The number of refugees and displaced people around the world has surpassed 50 million people for the first time since the Second World War, and half of them are children, according to figures released on Friday by the United Nations High Commissioner for Refugees (UNHCR).
There was a staggering increase of 6.6 million refugees and displaced people in 2013 from the 2012 numbers, which can largely be attributed to the ongoing war in Syria. In Syria, 6.5 million people, or more than 40 percent of the population, is now displaced, and 2.5 million Syrians have escaped the crisis. As the Guardian’s Harriet Sherwood reports, if the world’s 51.2 million forcibly displaced people were their own country, it would be the 24th most populous in the world, more than the populations of South Africa, Spain, or South Korea.
The UNHCR annual Global Trend report defines three different groups: refugees (16.7 million), asylum seekers (1.2 million), and internally displaced people (33.3 million, which is a record number.) Syria has the highest number of asylum seekers at 64,300, followed by those from the Democratic Republic of Congo and Myanmar, and Germany is the largest recipient of asylum seekers as a whole.

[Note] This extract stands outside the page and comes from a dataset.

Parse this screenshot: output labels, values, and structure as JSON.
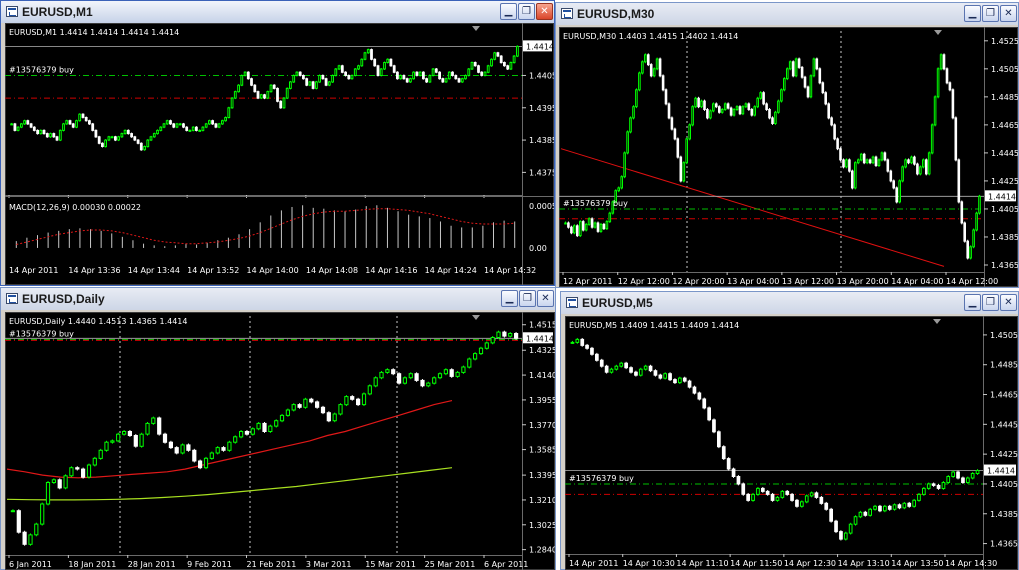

The international humanitarian aid community is feeling the strain of millions more fleeing crises, and those forced to leave their homes due to climate change, population growth, and food insecurity. The increased need for assistance means the U.N.’s world food program has had to reduce rations at some refugee camps, reports Sherwood.